• [EXERCISE BRIEF] Copy every entry exactly, but skip the pictures.

• [DATA TO PROCESS]
- Opening Delimiter -

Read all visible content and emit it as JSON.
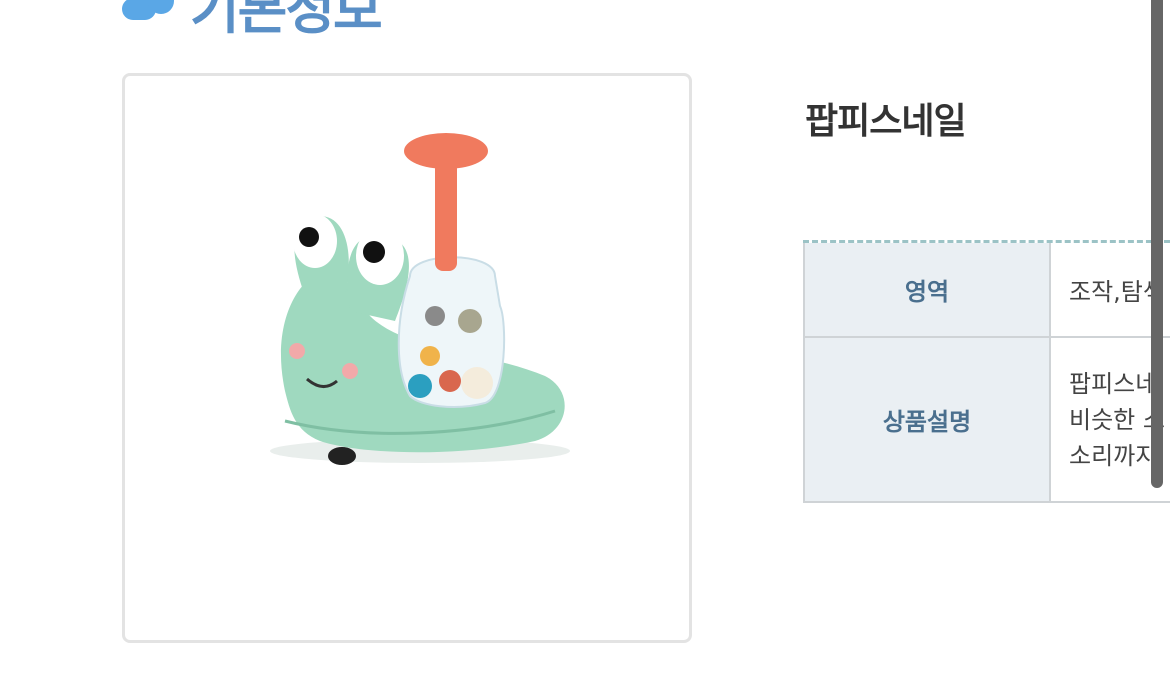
{
  "section": {
    "title": "기본정보"
  },
  "product": {
    "name": "팝피스네일",
    "image_alt": "snail toy"
  },
  "table": {
    "rows": [
      {
        "label": "영역",
        "value": "조작,탐색"
      },
      {
        "label": "상품설명",
        "lines": [
          "팝피스네",
          "비슷한 소",
          "소리까지"
        ]
      }
    ]
  },
  "colors": {
    "heading": "#5a8fc6",
    "table_head_bg": "#eaeff3",
    "dashed_border": "#9cc3c6"
  },
  "icons": {
    "heading": "cloud-icon"
  }
}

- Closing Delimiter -

• [EXERCISE RESULT]
Read all visible content and emit it as JSON.
{
  "section": {
    "title": "기본정보"
  },
  "product": {
    "name": "팝피스네일",
    "image_alt": "snail toy"
  },
  "table": {
    "rows": [
      {
        "label": "영역",
        "value": "조작,탐색"
      },
      {
        "label": "상품설명",
        "lines": [
          "팝피스네",
          "비슷한 소",
          "소리까지"
        ]
      }
    ]
  },
  "colors": {
    "heading": "#5a8fc6",
    "table_head_bg": "#eaeff3",
    "dashed_border": "#9cc3c6"
  },
  "icons": {
    "heading": "cloud-icon"
  }
}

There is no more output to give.